Recorded data:
#####

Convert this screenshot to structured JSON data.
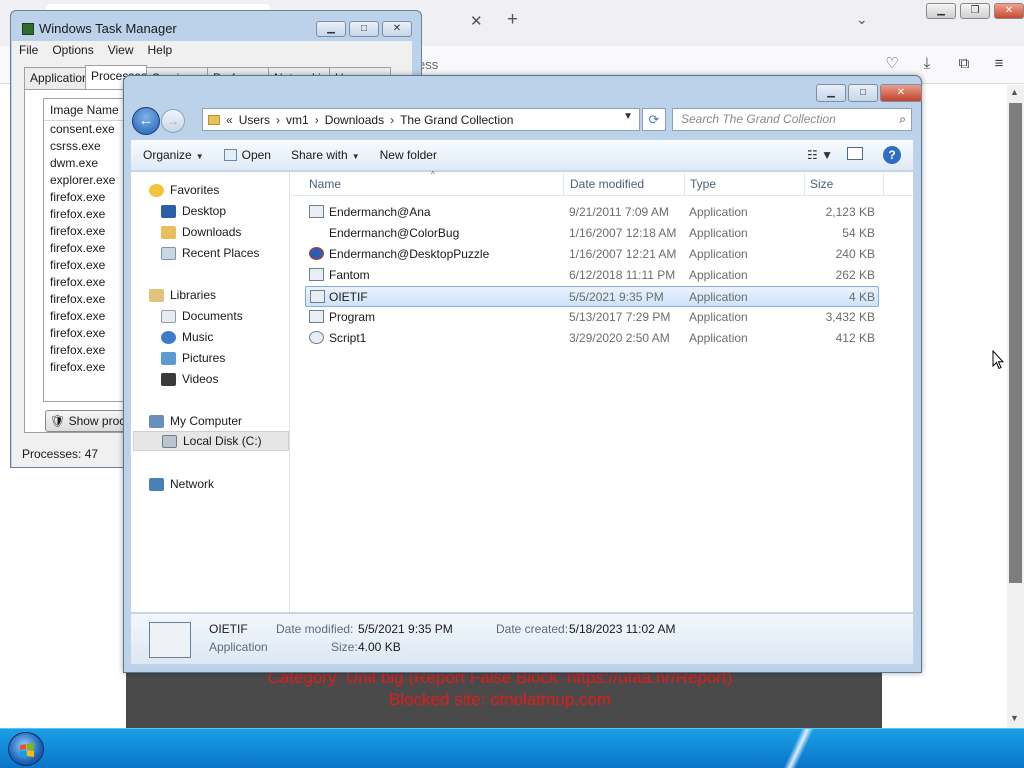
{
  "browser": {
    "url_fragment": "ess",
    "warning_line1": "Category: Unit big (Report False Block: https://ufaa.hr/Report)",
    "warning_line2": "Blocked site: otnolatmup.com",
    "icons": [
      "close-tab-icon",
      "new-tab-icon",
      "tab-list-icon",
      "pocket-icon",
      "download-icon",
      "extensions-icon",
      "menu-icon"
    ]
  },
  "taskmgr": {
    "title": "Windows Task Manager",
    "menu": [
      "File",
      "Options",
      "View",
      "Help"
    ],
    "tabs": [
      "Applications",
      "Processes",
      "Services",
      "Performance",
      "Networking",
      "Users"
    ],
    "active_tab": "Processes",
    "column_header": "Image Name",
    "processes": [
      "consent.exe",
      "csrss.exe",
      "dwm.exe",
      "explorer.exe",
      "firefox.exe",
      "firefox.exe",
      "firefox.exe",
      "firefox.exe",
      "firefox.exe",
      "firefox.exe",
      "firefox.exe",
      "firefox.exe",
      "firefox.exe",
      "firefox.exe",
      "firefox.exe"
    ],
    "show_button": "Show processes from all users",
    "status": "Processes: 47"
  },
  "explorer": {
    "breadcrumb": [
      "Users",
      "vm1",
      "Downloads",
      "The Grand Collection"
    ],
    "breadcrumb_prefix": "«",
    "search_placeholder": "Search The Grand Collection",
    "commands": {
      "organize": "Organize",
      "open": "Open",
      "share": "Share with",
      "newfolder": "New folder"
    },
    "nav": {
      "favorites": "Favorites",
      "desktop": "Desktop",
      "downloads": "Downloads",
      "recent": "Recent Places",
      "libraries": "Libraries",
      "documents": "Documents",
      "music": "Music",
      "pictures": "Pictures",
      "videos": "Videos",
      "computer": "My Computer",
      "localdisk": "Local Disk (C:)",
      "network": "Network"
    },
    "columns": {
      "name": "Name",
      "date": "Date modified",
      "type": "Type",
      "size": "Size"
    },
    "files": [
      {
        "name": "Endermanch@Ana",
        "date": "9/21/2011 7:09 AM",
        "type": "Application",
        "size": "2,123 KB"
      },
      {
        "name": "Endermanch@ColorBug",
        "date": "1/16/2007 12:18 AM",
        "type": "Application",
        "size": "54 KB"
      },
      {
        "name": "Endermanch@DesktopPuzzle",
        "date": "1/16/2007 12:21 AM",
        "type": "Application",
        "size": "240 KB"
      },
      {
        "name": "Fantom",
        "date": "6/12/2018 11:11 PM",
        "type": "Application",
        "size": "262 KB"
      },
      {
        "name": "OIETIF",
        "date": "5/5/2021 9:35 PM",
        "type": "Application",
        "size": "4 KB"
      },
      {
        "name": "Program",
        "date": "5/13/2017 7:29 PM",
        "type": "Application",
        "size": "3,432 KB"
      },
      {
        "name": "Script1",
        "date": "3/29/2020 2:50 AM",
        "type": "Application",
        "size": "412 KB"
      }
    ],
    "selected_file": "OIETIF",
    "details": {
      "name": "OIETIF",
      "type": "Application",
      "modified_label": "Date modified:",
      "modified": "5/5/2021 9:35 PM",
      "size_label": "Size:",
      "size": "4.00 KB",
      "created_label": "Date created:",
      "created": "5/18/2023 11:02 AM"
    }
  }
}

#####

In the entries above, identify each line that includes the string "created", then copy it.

      "created_label": "Date created:",
      "created": "5/18/2023 11:02 AM"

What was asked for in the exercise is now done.